GDPR Terms to Know

  • Territorial scope: This defines the jurisdiction of the GDPR, which covers not only businesses based in the EU, but any entity that processes data related to the offering of goods and services to indivduals in the EU, or the monitoring of EU citizens.
  • Personal data: Any type of data that can be used, either alone or in combination with other data, to identify a person.
  • Data controller: Any person, company or other entity that decides how personal data is collected and used. Under GDPR, data controllers are required to clearly inform data subjects about how their personal data will be used, and maintain detailed internal records of what data they collect and how they are using it.
  • Data processor: Any entity that is responsible for collecting, storing, modifying, recording, or processing data on behalf of a data controller.
  • Data protection officer: This position is required for enterprise-level companies that collect or use information on EU citizens, and is responsible for the organization’s data protection strategy, educating employees on compliance requirements, performing privacy audits, and reporting on privacy issues to company management.
  • Right to be forgotten: The right to have personal data or content deleted or removed.

Who Is Affected by GDPR

For U.S. businesses, one of the most important aspects of the GDPR is that it does not only apply to EU businesses—any entity, anywhere in the world, that collects, uses, or processes the personal data of EU citizens must be compliant with GDPR.

The new GDPR regulations will affect your business if you:

  • Use any personal data from EU citizens
  • Collect email addresses from and/or send email to subscribers in the EU
  • Process data from EU citizens on behalf of another entity, i.e., as a subcontractor

Suggested To-Dos for GDPR Compliance

  1. Determine whether your company collects or uses ANY personal data from EU citizens. Remember, if you have a website, it can be accessed by anyone regardless of location, so some of your customers or users may well be citizens of the EU.
  2. If you discover that you do collect or process the data of EU citizens, do a data audit to identify all types of personal data your company collects, stores, or processes. Identify what data you have, where it is located, what you use it for, and how long you need to keep it in your system.
  3. If your company sends email to EU citizens, you should review your email processes and either create a separate signup system for EU subscribers, or change all opt-in practices to comply with GDPR.
  4. If your company processes or collects a large amount of sensitive data on EU citizens, the GDPR requires that you appoint a data protection officer.
  5. If your company uses data from EU citizens, make sure your privacy policy explicitly describes how that data is collected and used, rather than using vague phrasing such as “to improve your experience” or “for research.” Any changes to privacy policies must be communicated to users on an ongoing basis.
  6. Under GDPR, any EU citizen that has given consent for their personal information to be used may revoke that consent at any time. They also have the right to know what information you have, and to request that the information be changed or deleted. That means if your company uses data from EU citizens, you must have the ability to identify, access, edit, and delete individual user data, and to do so free of charge and within 30 days of the request.
  7. Review the process you use to obtain consent from your customers for the use of their personal information.

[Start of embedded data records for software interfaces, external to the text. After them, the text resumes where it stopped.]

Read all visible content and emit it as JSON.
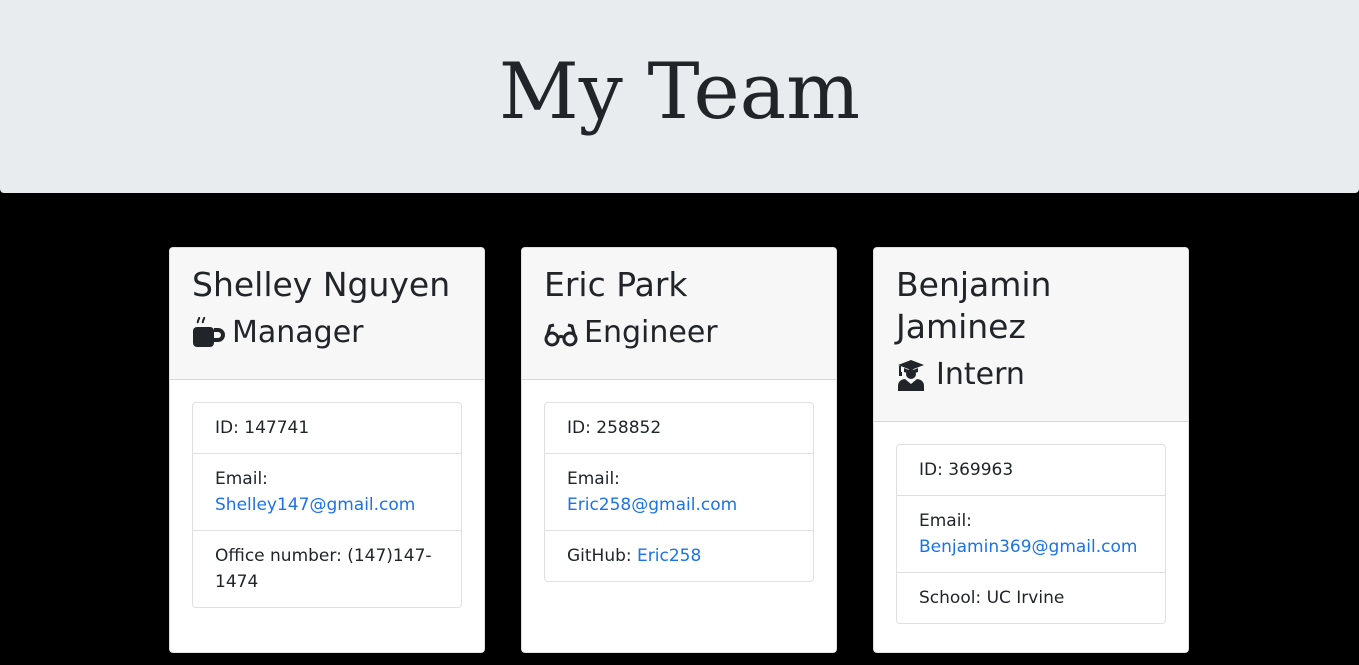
{
  "header": {
    "title": "My Team"
  },
  "colors": {
    "link": "#1a73e8",
    "jumbotron_bg": "#e9ecef",
    "page_bg": "#000000"
  },
  "team": [
    {
      "name": "Shelley Nguyen",
      "role": "Manager",
      "role_icon": "mug-icon",
      "id_label": "ID:",
      "id_value": "147741",
      "email_label": "Email:",
      "email_value": "Shelley147@gmail.com",
      "extra_label": "Office number:",
      "extra_value": "(147)147-1474"
    },
    {
      "name": "Eric Park",
      "role": "Engineer",
      "role_icon": "glasses-icon",
      "id_label": "ID:",
      "id_value": "258852",
      "email_label": "Email:",
      "email_value": "Eric258@gmail.com",
      "extra_label": "GitHub:",
      "extra_value": "Eric258"
    },
    {
      "name": "Benjamin Jaminez",
      "role": "Intern",
      "role_icon": "graduate-icon",
      "id_label": "ID:",
      "id_value": "369963",
      "email_label": "Email:",
      "email_value": "Benjamin369@gmail.com",
      "extra_label": "School:",
      "extra_value": "UC Irvine"
    }
  ]
}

Data subjects must be asked to check a box or otherwise indicate their consent to have their data used, and must be given the option to approve or decline each type of use and to review and track their preferences.
  8. If your company uses data from EU citizens and experiences a data breach or security incident, the GDPR requires that you report it within 72 hours of becoming aware of it.

Additional resources on GDPR, how it may affect your business, and what you need to do to prepare: